EXERCISE INSTRUCTIONS: Emit all the data exactly as provided.

··· TASK INPUTS ···

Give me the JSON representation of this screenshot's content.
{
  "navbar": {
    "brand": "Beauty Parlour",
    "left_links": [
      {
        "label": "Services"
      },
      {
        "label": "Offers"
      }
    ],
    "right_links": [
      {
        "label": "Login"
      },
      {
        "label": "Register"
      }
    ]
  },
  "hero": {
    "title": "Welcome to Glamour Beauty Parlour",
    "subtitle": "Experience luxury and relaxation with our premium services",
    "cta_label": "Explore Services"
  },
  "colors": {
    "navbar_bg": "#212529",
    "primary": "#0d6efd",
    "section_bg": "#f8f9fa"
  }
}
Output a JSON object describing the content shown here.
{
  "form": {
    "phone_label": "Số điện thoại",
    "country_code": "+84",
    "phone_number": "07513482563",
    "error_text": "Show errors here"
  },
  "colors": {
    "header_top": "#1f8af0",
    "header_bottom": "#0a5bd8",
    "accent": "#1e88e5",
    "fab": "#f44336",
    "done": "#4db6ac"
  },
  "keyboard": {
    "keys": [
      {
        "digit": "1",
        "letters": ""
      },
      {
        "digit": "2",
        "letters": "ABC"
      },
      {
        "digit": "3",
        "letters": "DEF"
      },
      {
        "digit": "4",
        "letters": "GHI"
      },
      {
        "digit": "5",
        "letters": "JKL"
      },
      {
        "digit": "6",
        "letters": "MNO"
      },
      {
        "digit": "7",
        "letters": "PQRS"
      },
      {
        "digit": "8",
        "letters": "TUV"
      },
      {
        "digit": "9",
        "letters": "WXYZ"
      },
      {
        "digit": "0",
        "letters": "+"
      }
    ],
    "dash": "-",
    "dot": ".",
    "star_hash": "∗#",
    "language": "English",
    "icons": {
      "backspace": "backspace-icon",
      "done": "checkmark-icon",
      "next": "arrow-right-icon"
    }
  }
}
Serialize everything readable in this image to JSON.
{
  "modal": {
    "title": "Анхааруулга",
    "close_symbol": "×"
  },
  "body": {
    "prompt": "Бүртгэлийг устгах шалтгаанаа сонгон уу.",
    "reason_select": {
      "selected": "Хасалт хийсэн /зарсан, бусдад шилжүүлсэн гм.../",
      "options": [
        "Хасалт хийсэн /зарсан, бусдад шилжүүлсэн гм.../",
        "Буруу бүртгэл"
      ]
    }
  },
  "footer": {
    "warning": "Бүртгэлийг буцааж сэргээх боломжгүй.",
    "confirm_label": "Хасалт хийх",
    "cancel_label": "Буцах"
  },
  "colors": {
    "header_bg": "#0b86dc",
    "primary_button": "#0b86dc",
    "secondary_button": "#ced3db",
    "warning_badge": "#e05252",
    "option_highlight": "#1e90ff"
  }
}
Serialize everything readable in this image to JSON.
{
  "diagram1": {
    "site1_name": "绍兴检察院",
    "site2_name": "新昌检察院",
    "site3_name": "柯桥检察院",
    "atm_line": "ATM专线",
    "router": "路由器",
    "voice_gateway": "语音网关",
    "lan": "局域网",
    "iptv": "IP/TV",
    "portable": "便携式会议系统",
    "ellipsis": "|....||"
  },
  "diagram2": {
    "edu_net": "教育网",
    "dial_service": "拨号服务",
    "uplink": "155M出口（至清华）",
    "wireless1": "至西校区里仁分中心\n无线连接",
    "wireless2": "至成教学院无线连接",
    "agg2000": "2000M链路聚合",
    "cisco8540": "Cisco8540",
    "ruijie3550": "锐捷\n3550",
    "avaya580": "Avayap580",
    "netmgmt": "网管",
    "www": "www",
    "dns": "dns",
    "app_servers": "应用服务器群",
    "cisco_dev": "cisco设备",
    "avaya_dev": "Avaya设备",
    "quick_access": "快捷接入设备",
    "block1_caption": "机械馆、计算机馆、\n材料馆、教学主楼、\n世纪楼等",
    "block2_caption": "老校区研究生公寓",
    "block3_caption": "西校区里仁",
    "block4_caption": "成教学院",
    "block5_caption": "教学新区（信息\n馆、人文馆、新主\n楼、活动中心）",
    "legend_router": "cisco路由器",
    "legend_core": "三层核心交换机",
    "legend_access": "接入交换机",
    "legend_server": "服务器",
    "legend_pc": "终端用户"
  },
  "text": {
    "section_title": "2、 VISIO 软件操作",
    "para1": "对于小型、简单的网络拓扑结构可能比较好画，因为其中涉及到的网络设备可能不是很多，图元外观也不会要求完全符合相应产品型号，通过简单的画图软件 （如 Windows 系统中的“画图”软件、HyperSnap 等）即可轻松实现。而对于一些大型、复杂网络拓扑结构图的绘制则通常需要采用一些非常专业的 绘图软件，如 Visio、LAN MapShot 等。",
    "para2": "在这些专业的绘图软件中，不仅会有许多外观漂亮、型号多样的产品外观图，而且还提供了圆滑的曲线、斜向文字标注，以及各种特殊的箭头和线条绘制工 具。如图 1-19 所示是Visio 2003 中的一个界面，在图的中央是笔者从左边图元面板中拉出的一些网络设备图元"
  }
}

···

TASK RESPONSE:
Give me the JSON representation of this screenshot's content.
{
  "navbar": {
    "brand": "Beauty Parlour",
    "left_links": [
      {
        "label": "Services"
      },
      {
        "label": "Offers"
      }
    ],
    "right_links": [
      {
        "label": "Login"
      },
      {
        "label": "Register"
      }
    ]
  },
  "hero": {
    "title": "Welcome to Glamour Beauty Parlour",
    "subtitle": "Experience luxury and relaxation with our premium services",
    "cta_label": "Explore Services"
  },
  "colors": {
    "navbar_bg": "#212529",
    "primary": "#0d6efd",
    "section_bg": "#f8f9fa"
  }
}
Output a JSON object describing the content shown here.
{
  "form": {
    "phone_label": "Số điện thoại",
    "country_code": "+84",
    "phone_number": "07513482563",
    "error_text": "Show errors here"
  },
  "colors": {
    "header_top": "#1f8af0",
    "header_bottom": "#0a5bd8",
    "accent": "#1e88e5",
    "fab": "#f44336",
    "done": "#4db6ac"
  },
  "keyboard": {
    "keys": [
      {
        "digit": "1",
        "letters": ""
      },
      {
        "digit": "2",
        "letters": "ABC"
      },
      {
        "digit": "3",
        "letters": "DEF"
      },
      {
        "digit": "4",
        "letters": "GHI"
      },
      {
        "digit": "5",
        "letters": "JKL"
      },
      {
        "digit": "6",
        "letters": "MNO"
      },
      {
        "digit": "7",
        "letters": "PQRS"
      },
      {
        "digit": "8",
        "letters": "TUV"
      },
      {
        "digit": "9",
        "letters": "WXYZ"
      },
      {
        "digit": "0",
        "letters": "+"
      }
    ],
    "dash": "-",
    "dot": ".",
    "star_hash": "∗#",
    "language": "English",
    "icons": {
      "backspace": "backspace-icon",
      "done": "checkmark-icon",
      "next": "arrow-right-icon"
    }
  }
}
Serialize everything readable in this image to JSON.
{
  "modal": {
    "title": "Анхааруулга",
    "close_symbol": "×"
  },
  "body": {
    "prompt": "Бүртгэлийг устгах шалтгаанаа сонгон уу.",
    "reason_select": {
      "selected": "Хасалт хийсэн /зарсан, бусдад шилжүүлсэн гм.../",
      "options": [
        "Хасалт хийсэн /зарсан, бусдад шилжүүлсэн гм.../",
        "Буруу бүртгэл"
      ]
    }
  },
  "footer": {
    "warning": "Бүртгэлийг буцааж сэргээх боломжгүй.",
    "confirm_label": "Хасалт хийх",
    "cancel_label": "Буцах"
  },
  "colors": {
    "header_bg": "#0b86dc",
    "primary_button": "#0b86dc",
    "secondary_button": "#ced3db",
    "warning_badge": "#e05252",
    "option_highlight": "#1e90ff"
  }
}
Serialize everything readable in this image to JSON.
{
  "diagram1": {
    "site1_name": "绍兴检察院",
    "site2_name": "新昌检察院",
    "site3_name": "柯桥检察院",
    "atm_line": "ATM专线",
    "router": "路由器",
    "voice_gateway": "语音网关",
    "lan": "局域网",
    "iptv": "IP/TV",
    "portable": "便携式会议系统",
    "ellipsis": "|....||"
  },
  "diagram2": {
    "edu_net": "教育网",
    "dial_service": "拨号服务",
    "uplink": "155M出口（至清华）",
    "wireless1": "至西校区里仁分中心\n无线连接",
    "wireless2": "至成教学院无线连接",
    "agg2000": "2000M链路聚合",
    "cisco8540": "Cisco8540",
    "ruijie3550": "锐捷\n3550",
    "avaya580": "Avayap580",
    "netmgmt": "网管",
    "www": "www",
    "dns": "dns",
    "app_servers": "应用服务器群",
    "cisco_dev": "cisco设备",
    "avaya_dev": "Avaya设备",
    "quick_access": "快捷接入设备",
    "block1_caption": "机械馆、计算机馆、\n材料馆、教学主楼、\n世纪楼等",
    "block2_caption": "老校区研究生公寓",
    "block3_caption": "西校区里仁",
    "block4_caption": "成教学院",
    "block5_caption": "教学新区（信息\n馆、人文馆、新主\n楼、活动中心）",
    "legend_router": "cisco路由器",
    "legend_core": "三层核心交换机",
    "legend_access": "接入交换机",
    "legend_server": "服务器",
    "legend_pc": "终端用户"
  },
  "text": {
    "section_title": "2、 VISIO 软件操作",
    "para1": "对于小型、简单的网络拓扑结构可能比较好画，因为其中涉及到的网络设备可能不是很多，图元外观也不会要求完全符合相应产品型号，通过简单的画图软件 （如 Windows 系统中的“画图”软件、HyperSnap 等）即可轻松实现。而对于一些大型、复杂网络拓扑结构图的绘制则通常需要采用一些非常专业的 绘图软件，如 Visio、LAN MapShot 等。",
    "para2": "在这些专业的绘图软件中，不仅会有许多外观漂亮、型号多样的产品外观图，而且还提供了圆滑的曲线、斜向文字标注，以及各种特殊的箭头和线条绘制工 具。如图 1-19 所示是Visio 2003 中的一个界面，在图的中央是笔者从左边图元面板中拉出的一些网络设备图元"
  }
}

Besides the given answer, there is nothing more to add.